KENMORE, N.Y. (WIVB) – The burned out shell of an abandoned house sat for nearly 6 years on Allegany Avenue in Kenmore, a so-called “zombie home”—hard to sell because of legal complications involving the bank and the former homeowners.
Neighbors such as Hope Harle-Mould said the house stood out like a sore thumb among the neatly maintained houses on Allegany Avenue, “It was just very ugly, and stray animals would go there, and parts of the house would actually fall off in windstorms.”
The road to financial purgatory started with a fire, on July 14, 2011–a backyard cookout that somehow got out of control–and gutted the two-story house. A short time later, the homeowners—after receiving the proceeds from their homeowners insurance–walked away from the house, and the mortgage, and the fire-damaged property went into foreclosure.
From 2012 until 2015, the “zombie” home just sat that there, until the bank donated the property to the Buffalo Erie Niagara Land Improvement Corporation, known simply as the Land Bank, which converted the eyesore in less than a year.
BENLIC Executive Director Jocelyn Gordon predicts the new and improved house will soon become a neighborhood asset, “to have a jewel like that on a block like this in Kenmore, we anticipate this house will sell, pretty much, immediately.”
State lawmakers created land banks for urban centers across New York to take control of once valuable properties that have fallen on hard times, and make them productive again. Gordon said the Buffalo-Erie-Niagara Land Bank spent close to $110,000 on improvements to the Kenmore property, adding a fourth bedroom and a second bath.
A host of local officials held a ribbon-cutting for the newly improved property, Tuesday afternoon, in preparation for putting the house back on the market.
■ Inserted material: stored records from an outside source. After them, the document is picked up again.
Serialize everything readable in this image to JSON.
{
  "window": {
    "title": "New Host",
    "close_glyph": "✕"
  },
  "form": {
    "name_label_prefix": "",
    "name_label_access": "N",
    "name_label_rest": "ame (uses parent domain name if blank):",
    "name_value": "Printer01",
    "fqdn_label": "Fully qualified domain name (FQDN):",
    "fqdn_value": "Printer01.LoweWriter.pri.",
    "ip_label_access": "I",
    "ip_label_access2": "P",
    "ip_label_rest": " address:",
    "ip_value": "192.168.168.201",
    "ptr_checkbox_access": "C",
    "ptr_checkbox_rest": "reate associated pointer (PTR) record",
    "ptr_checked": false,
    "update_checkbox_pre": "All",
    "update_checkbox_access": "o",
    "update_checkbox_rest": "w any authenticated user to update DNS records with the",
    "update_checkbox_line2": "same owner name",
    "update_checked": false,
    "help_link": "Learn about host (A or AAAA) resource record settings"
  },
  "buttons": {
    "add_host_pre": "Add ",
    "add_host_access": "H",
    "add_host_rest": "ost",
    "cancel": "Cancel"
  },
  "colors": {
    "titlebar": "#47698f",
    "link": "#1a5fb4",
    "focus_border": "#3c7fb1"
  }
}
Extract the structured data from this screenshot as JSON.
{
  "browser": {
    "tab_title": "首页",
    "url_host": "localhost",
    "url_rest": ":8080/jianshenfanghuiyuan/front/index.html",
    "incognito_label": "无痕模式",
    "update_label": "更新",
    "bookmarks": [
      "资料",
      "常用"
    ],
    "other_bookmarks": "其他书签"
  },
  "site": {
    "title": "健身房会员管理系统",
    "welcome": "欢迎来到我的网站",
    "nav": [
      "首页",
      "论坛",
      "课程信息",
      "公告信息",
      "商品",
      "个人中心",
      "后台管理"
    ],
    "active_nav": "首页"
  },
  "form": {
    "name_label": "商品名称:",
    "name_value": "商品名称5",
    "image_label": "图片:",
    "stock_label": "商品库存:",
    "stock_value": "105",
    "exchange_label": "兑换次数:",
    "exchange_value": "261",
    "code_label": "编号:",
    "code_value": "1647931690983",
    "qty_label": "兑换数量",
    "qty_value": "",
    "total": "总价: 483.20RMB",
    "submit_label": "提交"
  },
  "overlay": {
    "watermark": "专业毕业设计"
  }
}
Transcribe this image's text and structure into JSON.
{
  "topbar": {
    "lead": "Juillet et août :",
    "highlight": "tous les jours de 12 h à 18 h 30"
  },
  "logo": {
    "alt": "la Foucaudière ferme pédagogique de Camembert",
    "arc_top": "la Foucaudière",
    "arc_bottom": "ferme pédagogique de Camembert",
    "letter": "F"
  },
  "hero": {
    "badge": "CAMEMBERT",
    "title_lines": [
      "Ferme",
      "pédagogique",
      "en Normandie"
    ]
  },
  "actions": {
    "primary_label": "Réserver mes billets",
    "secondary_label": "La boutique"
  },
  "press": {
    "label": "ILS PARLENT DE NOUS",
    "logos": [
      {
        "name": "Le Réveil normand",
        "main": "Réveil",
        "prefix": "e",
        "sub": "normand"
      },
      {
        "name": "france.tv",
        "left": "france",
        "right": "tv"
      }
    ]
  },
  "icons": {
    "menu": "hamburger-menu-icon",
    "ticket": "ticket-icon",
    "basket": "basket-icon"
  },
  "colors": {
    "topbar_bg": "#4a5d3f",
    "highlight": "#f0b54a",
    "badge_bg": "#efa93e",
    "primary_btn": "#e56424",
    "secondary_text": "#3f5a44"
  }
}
“This is exactly the type of property that we want to see,” said Erie County Executive Mark Poloncarz, “in a good neighborhood, a productive neighborhood, that needed a little tender loving care.”
Erie County Legislator Kevin Hardwick, whose district includes Kenmore, also praised the transformation, “No one wanted to live near a property like this. Now everyone would be glad to not only live in it, but live next to it. So it raises up the whole neighborhood.”
Harle-Mould is very happy with the way the Land Bank has turned the property around, “Huge improvement. I am glad someone will enjoy it soon.”
The money for the New York land banks’ projects comes from a settlement Attorney General Eric Schneiderman reached with several big banks over their questionable foreclosure practices, but officials say BENLIC’s projects have become self-sufficient, and they seem to be turning a small profit for the corporation.